§ **PROBLEM**
Every record needs to be set down again without a single difference.

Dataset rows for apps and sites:
-------
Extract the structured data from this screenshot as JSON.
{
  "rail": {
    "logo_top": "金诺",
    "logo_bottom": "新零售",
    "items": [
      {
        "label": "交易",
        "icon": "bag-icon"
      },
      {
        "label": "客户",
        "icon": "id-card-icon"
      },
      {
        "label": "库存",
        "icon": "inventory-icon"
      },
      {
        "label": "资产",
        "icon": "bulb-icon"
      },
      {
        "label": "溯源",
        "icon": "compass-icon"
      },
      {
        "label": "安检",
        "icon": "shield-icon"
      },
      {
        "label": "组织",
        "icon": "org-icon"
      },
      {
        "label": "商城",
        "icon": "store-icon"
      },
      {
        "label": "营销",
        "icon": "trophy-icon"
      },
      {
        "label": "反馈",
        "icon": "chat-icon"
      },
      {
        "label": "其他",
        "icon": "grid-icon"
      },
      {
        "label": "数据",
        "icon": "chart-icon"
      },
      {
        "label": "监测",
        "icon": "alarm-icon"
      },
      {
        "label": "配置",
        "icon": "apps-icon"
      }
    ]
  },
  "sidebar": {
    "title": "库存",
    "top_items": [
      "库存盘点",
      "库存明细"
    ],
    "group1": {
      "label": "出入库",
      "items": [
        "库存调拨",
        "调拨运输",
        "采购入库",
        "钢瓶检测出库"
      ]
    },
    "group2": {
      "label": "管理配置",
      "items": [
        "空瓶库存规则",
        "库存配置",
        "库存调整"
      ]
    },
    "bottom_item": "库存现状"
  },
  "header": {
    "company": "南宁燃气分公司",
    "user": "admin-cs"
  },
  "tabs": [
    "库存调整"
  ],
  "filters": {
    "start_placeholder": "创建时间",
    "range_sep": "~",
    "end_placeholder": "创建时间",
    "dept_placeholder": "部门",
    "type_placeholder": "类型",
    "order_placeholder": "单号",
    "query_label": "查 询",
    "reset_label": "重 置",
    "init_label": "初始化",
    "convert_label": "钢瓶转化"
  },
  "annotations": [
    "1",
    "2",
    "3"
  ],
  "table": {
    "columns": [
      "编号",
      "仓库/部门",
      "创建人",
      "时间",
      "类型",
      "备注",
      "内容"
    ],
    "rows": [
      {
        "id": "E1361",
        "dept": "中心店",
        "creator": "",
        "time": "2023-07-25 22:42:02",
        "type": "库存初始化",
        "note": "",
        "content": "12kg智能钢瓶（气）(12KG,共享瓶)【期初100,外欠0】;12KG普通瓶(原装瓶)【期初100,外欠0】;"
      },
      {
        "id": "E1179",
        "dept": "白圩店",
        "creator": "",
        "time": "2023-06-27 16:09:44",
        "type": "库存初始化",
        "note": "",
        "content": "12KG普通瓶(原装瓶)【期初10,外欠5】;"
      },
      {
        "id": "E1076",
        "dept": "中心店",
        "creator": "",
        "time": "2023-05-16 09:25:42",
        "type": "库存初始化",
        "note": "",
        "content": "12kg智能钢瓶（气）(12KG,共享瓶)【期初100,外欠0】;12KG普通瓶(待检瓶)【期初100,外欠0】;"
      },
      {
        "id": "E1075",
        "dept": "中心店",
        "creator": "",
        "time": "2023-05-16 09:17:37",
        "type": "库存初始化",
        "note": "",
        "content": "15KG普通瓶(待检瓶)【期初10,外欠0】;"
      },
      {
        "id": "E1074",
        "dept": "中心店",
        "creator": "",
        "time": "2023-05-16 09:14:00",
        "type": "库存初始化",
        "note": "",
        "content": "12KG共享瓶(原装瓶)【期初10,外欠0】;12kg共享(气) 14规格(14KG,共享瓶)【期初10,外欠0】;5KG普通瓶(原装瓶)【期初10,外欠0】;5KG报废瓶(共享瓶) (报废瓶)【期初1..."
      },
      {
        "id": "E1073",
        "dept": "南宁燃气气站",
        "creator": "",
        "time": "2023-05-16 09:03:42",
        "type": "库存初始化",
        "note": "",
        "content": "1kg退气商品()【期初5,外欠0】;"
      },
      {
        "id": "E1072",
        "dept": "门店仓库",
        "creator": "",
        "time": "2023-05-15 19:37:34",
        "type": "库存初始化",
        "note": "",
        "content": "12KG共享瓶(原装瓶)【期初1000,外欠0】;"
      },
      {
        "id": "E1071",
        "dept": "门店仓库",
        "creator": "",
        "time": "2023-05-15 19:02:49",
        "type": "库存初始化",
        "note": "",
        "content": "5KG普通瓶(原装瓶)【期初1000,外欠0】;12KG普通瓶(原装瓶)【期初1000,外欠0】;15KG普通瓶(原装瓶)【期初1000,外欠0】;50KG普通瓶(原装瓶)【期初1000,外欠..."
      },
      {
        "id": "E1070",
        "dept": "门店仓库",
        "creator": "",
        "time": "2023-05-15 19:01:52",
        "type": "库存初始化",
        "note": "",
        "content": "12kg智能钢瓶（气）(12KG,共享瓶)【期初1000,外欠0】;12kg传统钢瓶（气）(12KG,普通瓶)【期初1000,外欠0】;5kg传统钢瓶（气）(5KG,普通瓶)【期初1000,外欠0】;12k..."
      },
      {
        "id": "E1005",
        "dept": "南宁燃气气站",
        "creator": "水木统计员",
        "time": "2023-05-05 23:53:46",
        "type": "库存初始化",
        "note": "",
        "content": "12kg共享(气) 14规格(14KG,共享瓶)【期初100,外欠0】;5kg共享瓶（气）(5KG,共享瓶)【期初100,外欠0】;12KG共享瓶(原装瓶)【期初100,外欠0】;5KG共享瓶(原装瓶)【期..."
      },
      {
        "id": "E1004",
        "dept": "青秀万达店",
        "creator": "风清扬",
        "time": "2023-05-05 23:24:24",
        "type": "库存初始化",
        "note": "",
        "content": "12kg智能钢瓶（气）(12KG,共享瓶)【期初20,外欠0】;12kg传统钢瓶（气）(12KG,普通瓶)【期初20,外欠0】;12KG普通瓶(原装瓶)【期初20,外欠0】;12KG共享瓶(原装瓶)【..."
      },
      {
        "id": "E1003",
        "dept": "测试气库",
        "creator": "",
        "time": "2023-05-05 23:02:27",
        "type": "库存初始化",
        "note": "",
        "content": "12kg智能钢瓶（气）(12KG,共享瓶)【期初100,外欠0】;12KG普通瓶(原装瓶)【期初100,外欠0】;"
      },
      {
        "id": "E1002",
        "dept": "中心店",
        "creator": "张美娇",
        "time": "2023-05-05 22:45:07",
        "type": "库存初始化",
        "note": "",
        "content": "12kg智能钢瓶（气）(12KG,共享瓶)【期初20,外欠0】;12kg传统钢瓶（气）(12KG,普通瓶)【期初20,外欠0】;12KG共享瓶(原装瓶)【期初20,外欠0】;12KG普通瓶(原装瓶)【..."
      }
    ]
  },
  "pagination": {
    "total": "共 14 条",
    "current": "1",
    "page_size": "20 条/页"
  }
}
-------
§ **WORKED SOLUTION**
Extract the structured data from this screenshot as JSON.
{
  "rail": {
    "logo_top": "金诺",
    "logo_bottom": "新零售",
    "items": [
      {
        "label": "交易",
        "icon": "bag-icon"
      },
      {
        "label": "客户",
        "icon": "id-card-icon"
      },
      {
        "label": "库存",
        "icon": "inventory-icon"
      },
      {
        "label": "资产",
        "icon": "bulb-icon"
      },
      {
        "label": "溯源",
        "icon": "compass-icon"
      },
      {
        "label": "安检",
        "icon": "shield-icon"
      },
      {
        "label": "组织",
        "icon": "org-icon"
      },
      {
        "label": "商城",
        "icon": "store-icon"
      },
      {
        "label": "营销",
        "icon": "trophy-icon"
      },
      {
        "label": "反馈",
        "icon": "chat-icon"
      },
      {
        "label": "其他",
        "icon": "grid-icon"
      },
      {
        "label": "数据",
        "icon": "chart-icon"
      },
      {
        "label": "监测",
        "icon": "alarm-icon"
      },
      {
        "label": "配置",
        "icon": "apps-icon"
      }
    ]
  },
  "sidebar": {
    "title": "库存",
    "top_items": [
      "库存盘点",
      "库存明细"
    ],
    "group1": {
      "label": "出入库",
      "items": [
        "库存调拨",
        "调拨运输",
        "采购入库",
        "钢瓶检测出库"
      ]
    },
    "group2": {
      "label": "管理配置",
      "items": [
        "空瓶库存规则",
        "库存配置",
        "库存调整"
      ]
    },
    "bottom_item": "库存现状"
  },
  "header": {
    "company": "南宁燃气分公司",
    "user": "admin-cs"
  },
  "tabs": [
    "库存调整"
  ],
  "filters": {
    "start_placeholder": "创建时间",
    "range_sep": "~",
    "end_placeholder": "创建时间",
    "dept_placeholder": "部门",
    "type_placeholder": "类型",
    "order_placeholder": "单号",
    "query_label": "查 询",
    "reset_label": "重 置",
    "init_label": "初始化",
    "convert_label": "钢瓶转化"
  },
  "annotations": [
    "1",
    "2",
    "3"
  ],
  "table": {
    "columns": [
      "编号",
      "仓库/部门",
      "创建人",
      "时间",
      "类型",
      "备注",
      "内容"
    ],
    "rows": [
      {
        "id": "E1361",
        "dept": "中心店",
        "creator": "",
        "time": "2023-07-25 22:42:02",
        "type": "库存初始化",
        "note": "",
        "content": "12kg智能钢瓶（气）(12KG,共享瓶)【期初100,外欠0】;12KG普通瓶(原装瓶)【期初100,外欠0】;"
      },
      {
        "id": "E1179",
        "dept": "白圩店",
        "creator": "",
        "time": "2023-06-27 16:09:44",
        "type": "库存初始化",
        "note": "",
        "content": "12KG普通瓶(原装瓶)【期初10,外欠5】;"
      },
      {
        "id": "E1076",
        "dept": "中心店",
        "creator": "",
        "time": "2023-05-16 09:25:42",
        "type": "库存初始化",
        "note": "",
        "content": "12kg智能钢瓶（气）(12KG,共享瓶)【期初100,外欠0】;12KG普通瓶(待检瓶)【期初100,外欠0】;"
      },
      {
        "id": "E1075",
        "dept": "中心店",
        "creator": "",
        "time": "2023-05-16 09:17:37",
        "type": "库存初始化",
        "note": "",
        "content": "15KG普通瓶(待检瓶)【期初10,外欠0】;"
      },
      {
        "id": "E1074",
        "dept": "中心店",
        "creator": "",
        "time": "2023-05-16 09:14:00",
        "type": "库存初始化",
        "note": "",
        "content": "12KG共享瓶(原装瓶)【期初10,外欠0】;12kg共享(气) 14规格(14KG,共享瓶)【期初10,外欠0】;5KG普通瓶(原装瓶)【期初10,外欠0】;5KG报废瓶(共享瓶) (报废瓶)【期初1..."
      },
      {
        "id": "E1073",
        "dept": "南宁燃气气站",
        "creator": "",
        "time": "2023-05-16 09:03:42",
        "type": "库存初始化",
        "note": "",
        "content": "1kg退气商品()【期初5,外欠0】;"
      },
      {
        "id": "E1072",
        "dept": "门店仓库",
        "creator": "",
        "time": "2023-05-15 19:37:34",
        "type": "库存初始化",
        "note": "",
        "content": "12KG共享瓶(原装瓶)【期初1000,外欠0】;"
      },
      {
        "id": "E1071",
        "dept": "门店仓库",
        "creator": "",
        "time": "2023-05-15 19:02:49",
        "type": "库存初始化",
        "note": "",
        "content": "5KG普通瓶(原装瓶)【期初1000,外欠0】;12KG普通瓶(原装瓶)【期初1000,外欠0】;15KG普通瓶(原装瓶)【期初1000,外欠0】;50KG普通瓶(原装瓶)【期初1000,外欠..."
      },
      {
        "id": "E1070",
        "dept": "门店仓库",
        "creator": "",
        "time": "2023-05-15 19:01:52",
        "type": "库存初始化",
        "note": "",
        "content": "12kg智能钢瓶（气）(12KG,共享瓶)【期初1000,外欠0】;12kg传统钢瓶（气）(12KG,普通瓶)【期初1000,外欠0】;5kg传统钢瓶（气）(5KG,普通瓶)【期初1000,外欠0】;12k..."
      },
      {
        "id": "E1005",
        "dept": "南宁燃气气站",
        "creator": "水木统计员",
        "time": "2023-05-05 23:53:46",
        "type": "库存初始化",
        "note": "",
        "content": "12kg共享(气) 14规格(14KG,共享瓶)【期初100,外欠0】;5kg共享瓶（气）(5KG,共享瓶)【期初100,外欠0】;12KG共享瓶(原装瓶)【期初100,外欠0】;5KG共享瓶(原装瓶)【期..."
      },
      {
        "id": "E1004",
        "dept": "青秀万达店",
        "creator": "风清扬",
        "time": "2023-05-05 23:24:24",
        "type": "库存初始化",
        "note": "",
        "content": "12kg智能钢瓶（气）(12KG,共享瓶)【期初20,外欠0】;12kg传统钢瓶（气）(12KG,普通瓶)【期初20,外欠0】;12KG普通瓶(原装瓶)【期初20,外欠0】;12KG共享瓶(原装瓶)【..."
      },
      {
        "id": "E1003",
        "dept": "测试气库",
        "creator": "",
        "time": "2023-05-05 23:02:27",
        "type": "库存初始化",
        "note": "",
        "content": "12kg智能钢瓶（气）(12KG,共享瓶)【期初100,外欠0】;12KG普通瓶(原装瓶)【期初100,外欠0】;"
      },
      {
        "id": "E1002",
        "dept": "中心店",
        "creator": "张美娇",
        "time": "2023-05-05 22:45:07",
        "type": "库存初始化",
        "note": "",
        "content": "12kg智能钢瓶（气）(12KG,共享瓶)【期初20,外欠0】;12kg传统钢瓶（气）(12KG,普通瓶)【期初20,外欠0】;12KG共享瓶(原装瓶)【期初20,外欠0】;12KG普通瓶(原装瓶)【..."
      }
    ]
  },
  "pagination": {
    "total": "共 14 条",
    "current": "1",
    "page_size": "20 条/页"
  }
}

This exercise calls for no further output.